When she presents on disasters, McKinnon warns viewers about sensitive material and lets them choose whether to see it: "I accidentally developed this approach because I was giving real-life disasters as examples in my talks, and it turned out that a six-year-old kid in my audience had her grandmother die in the landslide I was talking about. You don't want to make a six-year-old sob hysterically."
When it comes to avoiding re-traumatization, "we don't have really firm best practices," McKinnon says.
For every 10-second news clip of extreme damage, there are many more moments of people suffering the subtler consequences of those extremes. But people suffering the impacts of natural disaster can ethically communicate the drama they've experienced—and when handled with enough sensitivity, these images can be hugely influential. Sharing photos can build empathy, which increases the likelihood of outside assistance, McKinnon says.
When people take photos of a moment of celebration during a disaster, it doesn't mean they've forgotten all the pain nearby: "They aren't thinking, 'Oh, score, I've got the most dramatic backdrop ever'—they're trying to deal with their life going on," McKinnon says. "Not everything goes on hold just because things have gone sideways."
Iconic photojournalism from past fires reflects that value.

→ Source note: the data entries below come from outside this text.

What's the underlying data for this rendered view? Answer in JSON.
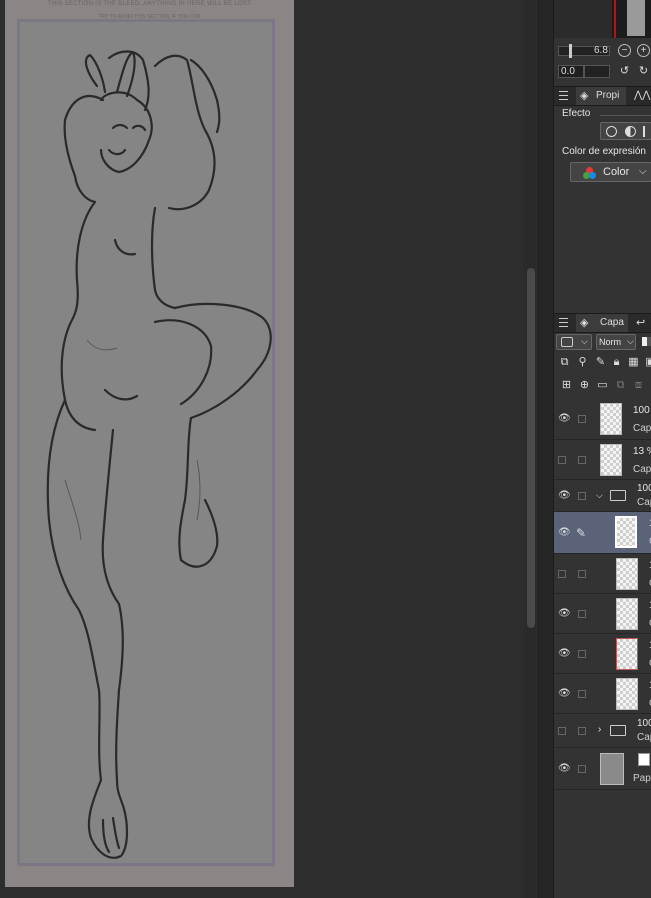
{
  "canvas": {
    "bleed_notice": "THIS SECTION IS THE BLEED, ANYTHING IN HERE WILL BE LOST",
    "bleed_subnotice": "TRY TO AVOID THIS SECTION, IF YOU CAN"
  },
  "navigator": {
    "zoom": "6.8",
    "rotation": "0.0"
  },
  "properties": {
    "tab_label": "Propi",
    "effect_label": "Efecto",
    "expression_color_label": "Color de expresión",
    "expression_color_value": "Color"
  },
  "layers_panel": {
    "tab_label": "Capa",
    "blend_mode": "Norm",
    "layers": [
      {
        "opacity": "100",
        "name": "Capa",
        "visible": true
      },
      {
        "opacity": "13 %",
        "name": "Capa",
        "visible": false
      },
      {
        "opacity": "100",
        "name": "Cap",
        "visible": true,
        "type": "folder-open"
      },
      {
        "opacity": "1",
        "name": "C",
        "visible": true,
        "selected": true
      },
      {
        "opacity": "1",
        "name": "C",
        "visible": false
      },
      {
        "opacity": "1",
        "name": "C",
        "visible": true
      },
      {
        "opacity": "1",
        "name": "C",
        "visible": true
      },
      {
        "opacity": "1",
        "name": "C",
        "visible": true
      },
      {
        "opacity": "100",
        "name": "Cap",
        "visible": false,
        "type": "folder-closed"
      },
      {
        "opacity": "",
        "name": "Pap",
        "visible": true,
        "type": "paper"
      }
    ]
  },
  "colors": {
    "selected_layer": "#5a6378",
    "panel_bg": "#333333",
    "canvas_bg": "#2d2d2d"
  }
}
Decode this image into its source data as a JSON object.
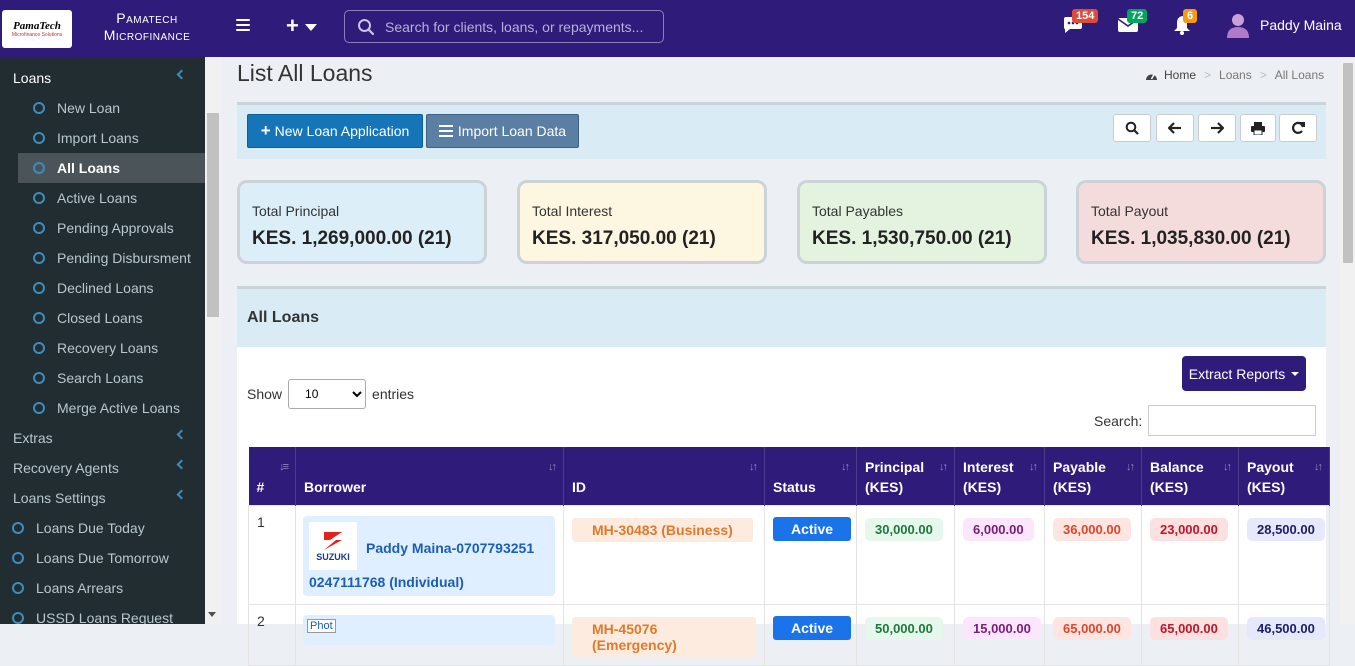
{
  "header": {
    "logo_text": "PamaTech",
    "logo_sub": "Microfinance Solutions",
    "brand_line1": "Pamatech",
    "brand_line2": "Microfinance",
    "search_placeholder": "Search for clients, loans, or repayments...",
    "messages_badge": "154",
    "mail_badge": "72",
    "notifications_badge": "6",
    "user_name": "Paddy Maina"
  },
  "sidebar": {
    "loans_label": "Loans",
    "loan_items": [
      "New Loan",
      "Import Loans",
      "All Loans",
      "Active Loans",
      "Pending Approvals",
      "Pending Disbursment",
      "Declined Loans",
      "Closed Loans",
      "Recovery Loans",
      "Search Loans",
      "Merge Active Loans"
    ],
    "active_item": "All Loans",
    "sections": [
      "Extras",
      "Recovery Agents",
      "Loans Settings"
    ],
    "bottom_items": [
      "Loans Due Today",
      "Loans Due Tomorrow",
      "Loans Arrears",
      "USSD Loans Request"
    ]
  },
  "page": {
    "title": "List All Loans",
    "breadcrumb": [
      "Home",
      "Loans",
      "All Loans"
    ]
  },
  "toolbar": {
    "new_loan_label": "New Loan Application",
    "import_label": "Import Loan Data",
    "tool_icons": [
      "search-icon",
      "arrow-left-icon",
      "arrow-right-icon",
      "print-icon",
      "refresh-icon"
    ]
  },
  "stats": [
    {
      "label": "Total Principal",
      "value": "KES. 1,269,000.00 (21)",
      "bg": "#dceef8"
    },
    {
      "label": "Total Interest",
      "value": "KES. 317,050.00 (21)",
      "bg": "#fdf6e0"
    },
    {
      "label": "Total Payables",
      "value": "KES. 1,530,750.00 (21)",
      "bg": "#e3f3e0"
    },
    {
      "label": "Total Payout",
      "value": "KES. 1,035,830.00 (21)",
      "bg": "#f4dcdc"
    }
  ],
  "table_panel": {
    "title": "All Loans",
    "extract_label": "Extract Reports",
    "show_label": "Show",
    "entries_label": "entries",
    "entries_value": "10",
    "search_label": "Search:"
  },
  "table": {
    "headers": [
      {
        "l1": "",
        "l2": "#"
      },
      {
        "l1": "",
        "l2": "Borrower"
      },
      {
        "l1": "",
        "l2": "ID"
      },
      {
        "l1": "",
        "l2": "Status"
      },
      {
        "l1": "Principal",
        "l2": "(KES)"
      },
      {
        "l1": "Interest",
        "l2": "(KES)"
      },
      {
        "l1": "Payable",
        "l2": "(KES)"
      },
      {
        "l1": "Balance",
        "l2": "(KES)"
      },
      {
        "l1": "Payout",
        "l2": "(KES)"
      }
    ],
    "rows": [
      {
        "num": "1",
        "borrower_name": "Paddy Maina-0707793251",
        "borrower_phone": "0247111768 (Individual)",
        "logo_text": "SUZUKI",
        "id": "MH-30483 (Business)",
        "status": "Active",
        "principal": "30,000.00",
        "interest": "6,000.00",
        "payable": "36,000.00",
        "balance": "23,000.00",
        "payout": "28,500.00"
      },
      {
        "num": "2",
        "borrower_name": "",
        "borrower_phone": "",
        "logo_text": "Phot",
        "id": "MH-45076 (Emergency)",
        "status": "Active",
        "principal": "50,000.00",
        "interest": "15,000.00",
        "payable": "65,000.00",
        "balance": "65,000.00",
        "payout": "46,500.00"
      }
    ]
  },
  "colors": {
    "topbar": "#2f1c7a",
    "sidebar": "#222d32",
    "primary_btn": "#1575b8",
    "active_status": "#1a73e8"
  }
}
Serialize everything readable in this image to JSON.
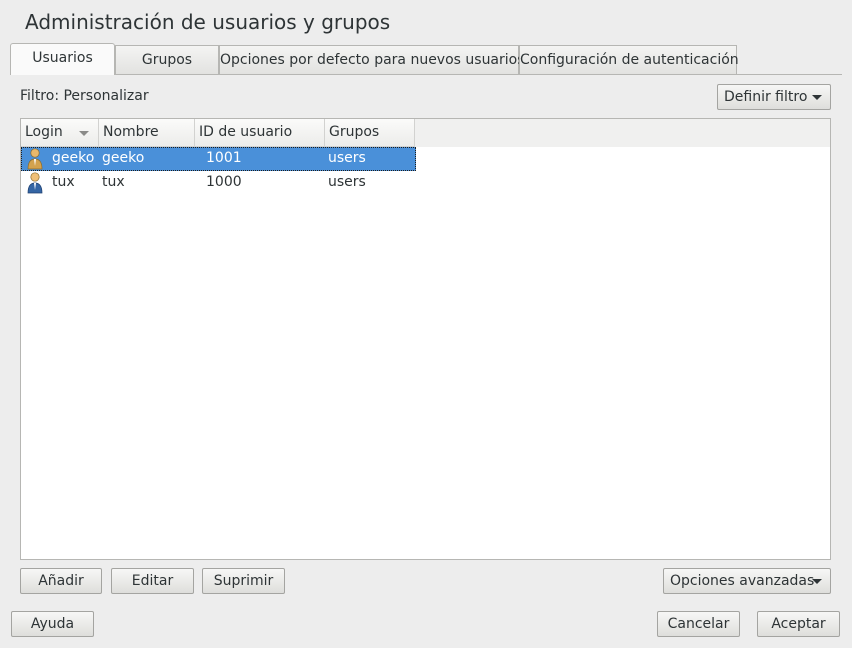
{
  "window": {
    "title": "Administración de usuarios y grupos"
  },
  "tabs": [
    {
      "label": "Usuarios",
      "underline": "U",
      "active": true
    },
    {
      "label": "Grupos",
      "underline": "G",
      "active": false
    },
    {
      "label": "Opciones por defecto para nuevos usuarios",
      "underline": "n",
      "active": false
    },
    {
      "label": "Configuración de autenticación",
      "underline": "o",
      "active": false
    }
  ],
  "filter": {
    "label": "Filtro: Personalizar",
    "button_label": "Definir filtro"
  },
  "table": {
    "columns": [
      "Login",
      "Nombre",
      "ID de usuario",
      "Grupos"
    ],
    "rows": [
      {
        "login": "geeko",
        "name": "geeko",
        "uid": "1001",
        "groups": "users",
        "selected": true
      },
      {
        "login": "tux",
        "name": "tux",
        "uid": "1000",
        "groups": "users",
        "selected": false
      }
    ]
  },
  "actions": {
    "add": "Añadir",
    "edit": "Editar",
    "delete": "Suprimir",
    "advanced": "Opciones avanzadas"
  },
  "footer": {
    "help": "Ayuda",
    "cancel": "Cancelar",
    "accept": "Aceptar"
  },
  "colors": {
    "selection": "#4a90d9",
    "background": "#ededed"
  }
}
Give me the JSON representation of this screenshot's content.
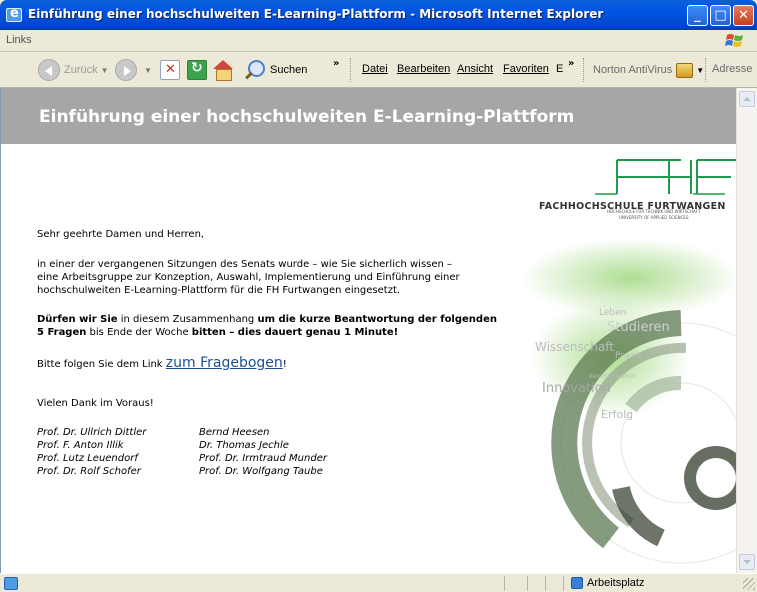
{
  "window": {
    "title": "Einführung einer hochschulweiten E-Learning-Plattform - Microsoft Internet Explorer"
  },
  "links_bar": {
    "label": "Links"
  },
  "toolbar": {
    "back": "Zurück",
    "search": "Suchen",
    "overflow": "»",
    "overflow2": "»"
  },
  "menu": {
    "file": "Datei",
    "edit": "Bearbeiten",
    "view": "Ansicht",
    "favorites": "Favoriten",
    "extra": "E",
    "antivirus": "Norton AntiVirus",
    "address": "Adresse"
  },
  "page": {
    "banner_title": "Einführung einer hochschulweiten E-Learning-Plattform",
    "logo": {
      "name": "FACHHOCHSCHULE FURTWANGEN",
      "sub1": "HOCHSCHULE FÜR TECHNIK UND WIRTSCHAFT",
      "sub2": "UNIVERSITY OF APPLIED SCIENCES"
    },
    "wheel_words": [
      "Leben",
      "Studieren",
      "Wissenschaft",
      "Praxis",
      "Kommunikation",
      "Innovation",
      "Erfolg"
    ],
    "greeting": "Sehr geehrte Damen und Herren,",
    "para1": [
      "in einer der vergangenen Sitzungen des Senats wurde – wie Sie sicherlich wissen –",
      "eine Arbeitsgruppe zur Konzeption, Auswahl, Implementierung und Einführung einer",
      "hochschulweiten E-Learning-Plattform für die FH Furtwangen eingesetzt."
    ],
    "para2": {
      "l1a": "Dürfen wir Sie",
      "l1b": " in diesem Zusammenhang ",
      "l1c": "um die kurze Beantwortung der folgenden",
      "l2a": "5 Fragen",
      "l2b": " bis Ende der Woche ",
      "l2c": "bitten – dies dauert genau 1 Minute!"
    },
    "link_intro": "Bitte folgen Sie dem Link ",
    "link_text": "zum Fragebogen",
    "link_suffix": "!",
    "thanks": "Vielen Dank im Voraus!",
    "signatures_left": [
      "Prof. Dr. Ullrich Dittler",
      "Prof. F. Anton Illik",
      "Prof. Lutz Leuendorf",
      "Prof. Dr. Rolf Schofer"
    ],
    "signatures_right": [
      "Bernd Heesen",
      "Dr. Thomas Jechle",
      "Prof. Dr. Irmtraud Munder",
      "Prof. Dr. Wolfgang Taube"
    ]
  },
  "status": {
    "zone": "Arbeitsplatz"
  },
  "colors": {
    "banner": "#a6a6a6",
    "logo_green": "#1f9b4a",
    "link": "#1f4f8f"
  }
}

Sylvester appreciates the images of golfers playing during Oregon's Eagle Creek fire last year, and beside the current Kilauea fallout. "These photos catch public attention because they show there's no dividing line between normal life and disaster, and that really brings home for people that this can affect all of us," he says.
Both Sara Kramer and photographer Alexi Hubbell echo that sentiment in their Instagram photo captions, which call out the many firefighters battling the flames, and suggest ways to help Durango residents through tourism.
In the end, McKinnon says purposefully excluding the fire from photos would be wrong in a different way: "Real life isn't Instagram-perfect and you have to reflect your reality. If it's happening anyway and you're in a safe space, and you're not harming others or exploiting the harm of others, then you might as well," she says. "[The fire] will be in their memories forever," McKinnon adds, "so shouldn't it also be in their photography?"